Last week, we discussed the USDA Loan or the Rural Development Loan as a loan option for homebuyers. This week, we want to go into some of the logistics of the USDA loan and what sets it apart from loans such as the VA loan or the FHA loan.
The USDA loan is a 100% loan, there is no money down required but they do have fees associated with them, similar to FHA Loans. You will have an upfront fee that is financed with the loan and a monthly fee as well, which covers the lender in case of default. The upfront fee is roughly 2% of the loan about and .35% of the base loan amount per month.
There are income limitations when it comes to the USDA loan, which is very different than the other loans we have discussed in the past. A household’s income cannot exceed a certain amount. For example, a household with between 1 and 4 people in Greely cannot exceed $78,900 per year. Furthermore, when applying for a USDA loan, underwriters look at the entire income of the household, not just the person applying for the loan. For example, if you leave a spouse off of the loan because they have a bad credit score, they will still take in to account that person’s income. This could also apply to parents living in the home, spouses, and occasionally children. Anyone who is living in the home will be subject to consideration. They’ll also look at alimony income, child support, interest earned on investments, any source of income will be factored in.
The reason these income limitations are in place is that these loans are specifically designated for people who are in a situation where they truly need the loan: they are in lower income areas and it may be a little more difficult to find housing in those areas. The USDA loan allows these people to find a home and do it right.
The USDA has its own underwriting system and does not use the same system that the VA or FHA use. It is called the Guaranteed Underwriting System. In addition to an application going through the underwriting system, the Office of Rural Development also spends time looking through the applications.
Credit restrictions are much tighter on a USDA loan compared to an FHA or VA loan. This can be attributed to the fact that no money down is required. For a USDA loan, they typically look for a FICO credit score in the 640-660 range. Whereas an FHA loan can go as low as 580. However, after an application goes through the automated underwriting system, the underwriter also has the opportunity to look at all compensating factors and prepare a case for the Office of Rural Development to look over.

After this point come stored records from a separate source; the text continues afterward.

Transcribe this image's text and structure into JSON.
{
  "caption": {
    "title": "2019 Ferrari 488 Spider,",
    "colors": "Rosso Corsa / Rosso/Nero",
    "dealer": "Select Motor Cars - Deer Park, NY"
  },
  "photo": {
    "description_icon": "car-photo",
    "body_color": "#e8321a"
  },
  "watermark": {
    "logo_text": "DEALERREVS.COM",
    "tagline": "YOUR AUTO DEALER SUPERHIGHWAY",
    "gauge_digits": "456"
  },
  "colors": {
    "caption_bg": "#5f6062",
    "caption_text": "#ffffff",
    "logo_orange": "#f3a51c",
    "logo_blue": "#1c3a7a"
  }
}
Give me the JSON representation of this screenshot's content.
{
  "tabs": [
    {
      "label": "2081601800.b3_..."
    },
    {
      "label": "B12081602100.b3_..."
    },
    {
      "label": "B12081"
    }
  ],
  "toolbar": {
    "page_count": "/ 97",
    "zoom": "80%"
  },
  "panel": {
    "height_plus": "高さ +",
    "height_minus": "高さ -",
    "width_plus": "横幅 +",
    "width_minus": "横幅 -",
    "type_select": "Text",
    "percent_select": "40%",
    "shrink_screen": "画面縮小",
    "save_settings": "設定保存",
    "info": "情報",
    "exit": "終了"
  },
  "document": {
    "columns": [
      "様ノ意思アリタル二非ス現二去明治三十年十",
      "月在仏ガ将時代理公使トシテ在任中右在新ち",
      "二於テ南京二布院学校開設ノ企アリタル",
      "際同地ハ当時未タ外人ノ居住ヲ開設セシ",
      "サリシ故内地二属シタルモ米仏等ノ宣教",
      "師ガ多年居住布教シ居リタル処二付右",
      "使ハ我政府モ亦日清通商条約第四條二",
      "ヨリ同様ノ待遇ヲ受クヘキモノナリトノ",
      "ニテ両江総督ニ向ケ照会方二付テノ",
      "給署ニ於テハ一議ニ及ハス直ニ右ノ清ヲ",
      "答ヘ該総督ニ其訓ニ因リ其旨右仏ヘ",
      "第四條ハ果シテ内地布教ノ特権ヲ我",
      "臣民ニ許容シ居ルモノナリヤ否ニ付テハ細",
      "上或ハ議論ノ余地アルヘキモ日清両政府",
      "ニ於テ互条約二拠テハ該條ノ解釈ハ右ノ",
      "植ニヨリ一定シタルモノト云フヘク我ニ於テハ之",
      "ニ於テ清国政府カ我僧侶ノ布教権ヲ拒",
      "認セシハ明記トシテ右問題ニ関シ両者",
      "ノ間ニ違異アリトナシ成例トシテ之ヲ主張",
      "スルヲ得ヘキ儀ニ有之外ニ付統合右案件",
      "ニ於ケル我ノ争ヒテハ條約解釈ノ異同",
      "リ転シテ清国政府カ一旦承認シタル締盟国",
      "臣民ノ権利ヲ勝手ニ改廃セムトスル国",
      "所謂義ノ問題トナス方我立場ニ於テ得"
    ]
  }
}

Debt to Income Ratio
The debt to income ratios for the USDA loan are very similar to the FHA and VA loan in that they don’t want the total to exceed 41%. Therefore, when the automated underwriting system takes everything into account, all your expenses should not exceed 41% of your gross income.
The closing costs for a USDA loan are a little different than the FHA or VA loan. The closing costs can be financed into the loan if, for example, the sales price comes in lower than the appraised value. This can’t always be done, but it is a possibility. In other circumstances, the seller can pay the closing costs.
Refinances are only available if you have a rural loan. If a property gets rezoned, you can’t refinance into a USDA loan. The home must already be under a USDA loan. You also cannot, in most circumstances, have multiple USDA loans but you can use the USDA loan multiple times if you decide to move or purchase a new home in another rural area.
Talk to a loan officer today to see if the USDA loan is a good fit for you. It all depends on your specific case, and the home you are looking to buy. If it is in a rural area, and you qualify for the loan, it may be a great option for you. We would be happy to help you with the process.